RNW Interview for Current Affairs: International Organisations
De Mello Takes Rights Mantle
by our Internet desk, 12 September 2002
Entrevista de Sergio Vieira de Mello para cadeia holandesa por ocasião de sua nomeação para o cargo de Alto-Comissário de Direitos Humanos da ONU em 12 de setembro de 2002
Interview for the dutch network in occasion of it’s naming for the High-Comissioner for Human Rights chair
Sergio Vieira de Mello
Career diplomat Sergio Vieira de Mello was appointed United Nations High Commissioner for Human Rights on Thursday. Rights groups have expressed hope that the Brazilian will live up to his feisty predecessor Mary Robinson.
Ms Robinson, the former Irish President, annoyed many nations with her fearless denunciations of brutality and discrimination during her four-year term as High Commissioner.
It is expected that Mr de Mello will be less of a headache for the world powers and his boss, UN Secretary General Kofi Annan. The 56-year-old has worked with the UN since 1969, in recent years heading the world body’s missions in East Timor and Kosovo.

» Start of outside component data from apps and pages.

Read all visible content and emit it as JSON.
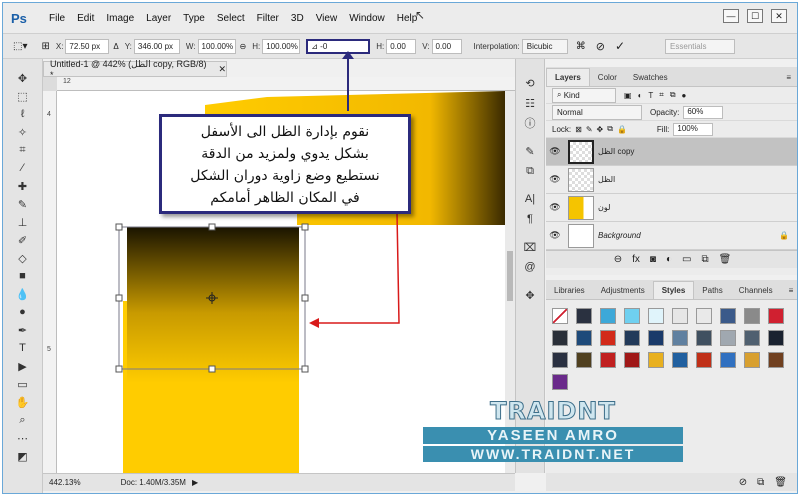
{
  "app": {
    "logo": "Ps"
  },
  "menu": [
    "File",
    "Edit",
    "Image",
    "Layer",
    "Type",
    "Select",
    "Filter",
    "3D",
    "View",
    "Window",
    "Help"
  ],
  "window_controls": {
    "minimize": "—",
    "maximize": "☐",
    "close": "✕"
  },
  "options": {
    "x_label": "X:",
    "x_value": "72.50 px",
    "y_label": "Y:",
    "y_value": "346.00 px",
    "w_label": "W:",
    "w_value": "100.00%",
    "h_label": "H:",
    "h_value": "100.00%",
    "rot_value": "-0",
    "hskew_label": "H:",
    "hskew_value": "0.00",
    "vskew_label": "V:",
    "vskew_value": "0.00",
    "interp_label": "Interpolation:",
    "interp_value": "Bicubic",
    "workspace": "Essentials"
  },
  "document": {
    "tab_title": "Untitled-1 @ 442% (الظل copy, RGB/8) *",
    "ruler_top_label": "12",
    "ruler_left_labels": [
      "4",
      "5"
    ],
    "zoom": "442.13%",
    "doc_info": "Doc: 1.40M/3.35M"
  },
  "annotation": {
    "line1": "نقوم بإدارة الظل الى الأسفل",
    "line2": "بشكل يدوي ولمزيد من الدقة",
    "line3": "نستطيع وضع زاوية دوران الشكل",
    "line4": "في المكان الظاهر أمامكم"
  },
  "layers_panel": {
    "tabs": [
      "Layers",
      "Color",
      "Swatches"
    ],
    "active_tab": "Layers",
    "kind": "Kind",
    "blend_mode": "Normal",
    "opacity_label": "Opacity:",
    "opacity_value": "60%",
    "lock_label": "Lock:",
    "fill_label": "Fill:",
    "fill_value": "100%",
    "layers": [
      {
        "name": "الظل copy",
        "selected": true
      },
      {
        "name": "الظل",
        "selected": false
      },
      {
        "name": "لون",
        "selected": false
      },
      {
        "name": "Background",
        "selected": false
      }
    ]
  },
  "styles_panel": {
    "tabs": [
      "Libraries",
      "Adjustments",
      "Styles",
      "Paths",
      "Channels"
    ],
    "active_tab": "Styles",
    "swatch_colors": [
      "#ffffff",
      "#2a3140",
      "#3da8d8",
      "#6fd0f0",
      "#e0f4fb",
      "#e6e6e6",
      "#e9e9e9",
      "#3b5a8a",
      "#8a8a8a",
      "#d02030",
      "#2a2f38",
      "#1e4a7a",
      "#d22a1a",
      "#223a5a",
      "#1a3a6a",
      "#6080a0",
      "#405060",
      "#a0a8b0",
      "#506070",
      "#1a2230",
      "#2a3040",
      "#504020",
      "#c02020",
      "#a01818",
      "#e8b020",
      "#2060a0",
      "#c03018",
      "#3070c0",
      "#d8a030",
      "#704020",
      "#6a2a8a"
    ]
  },
  "watermark": {
    "line1": "TRAIDNT",
    "line2": "YASEEN AMRO",
    "line3": "WWW.TRAIDNT.NET"
  }
}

Mr de Mello’s appointment as High Commissioner comes as civil rights activists continue to raise concerns that the war on terrorism is being used as a pretext for abuses around the globe.
In this interview with Radio Netherlands’ Hans-Jaap Melissen, Mr de Mello considers the pitfalls of the global anti-terrorist campaign.
“Fighting terrorism is a priority for the United Nations. In so doing I think it is essential to remember that certain fundamental human rights and freedoms must be preserved as an essential part of that fight against terrorism, because eroding those freedoms, not respecting those fundamental principles, is precisely what terrorists wish to achieve, which is to undermine the very essence of democratic societies.”
RN: “And is that what’s happening right now in the US, for example in Guantanamo Bay?”
“What I can say is that all democracies, however traumatised – and it is understandable that the US has been deeply traumatised by what happened last year – must remain aware, must remain conscious, of the need to uphold fundamental principles.”
RN: “What will be your first points of attention when you start your new job?”
“On broader issues, on the broad themes, I can assure you there are already quite a few on the agenda. One of them that has been close to my heart throughout my career, has been the protection of civilian populations in conflicts. Another one is displaced persons, internally or externally displaced persons, including this worrying phenomenon of migratory movements, and more particularly, the illegal trafficking of human beings, which is one of the worst new forms of international criminality, together with terrorism, money laundering, and drugs, and it’s one that obviously affects Europe, North America, and Australia, but that affects primarily the human beings concerned. This is one I intend to pay a lot of attention to.”
“There are other fundamental issues such as racism and discrimination; new forms of anti-Semitism that need to be highlighted and denounced, because that monster keeps re-emerging when we were all hoping it had disappeared once and for all. And also, as a result of September 11, this new form of anti-Islamic tendency, [an] anti-Arab phenomenon, which cannot be allowed to continue. These generalisations are, as a rule, the beginning of racist campaigns, and that must be checked, and very quickly,”
“Other subjects that are of particular interest to me are the rights of women. We are not there yet. This is one I paid attention to while in East Timor with a lot of success, I must say. Empowering women will certainly be a priority, because women are, as a rule, a factor of peace, of stability, of rationality, and we need a lot of that in today’s world. I could go on. The list is very long, but these are some of the areas in which I will be focussing my attention.”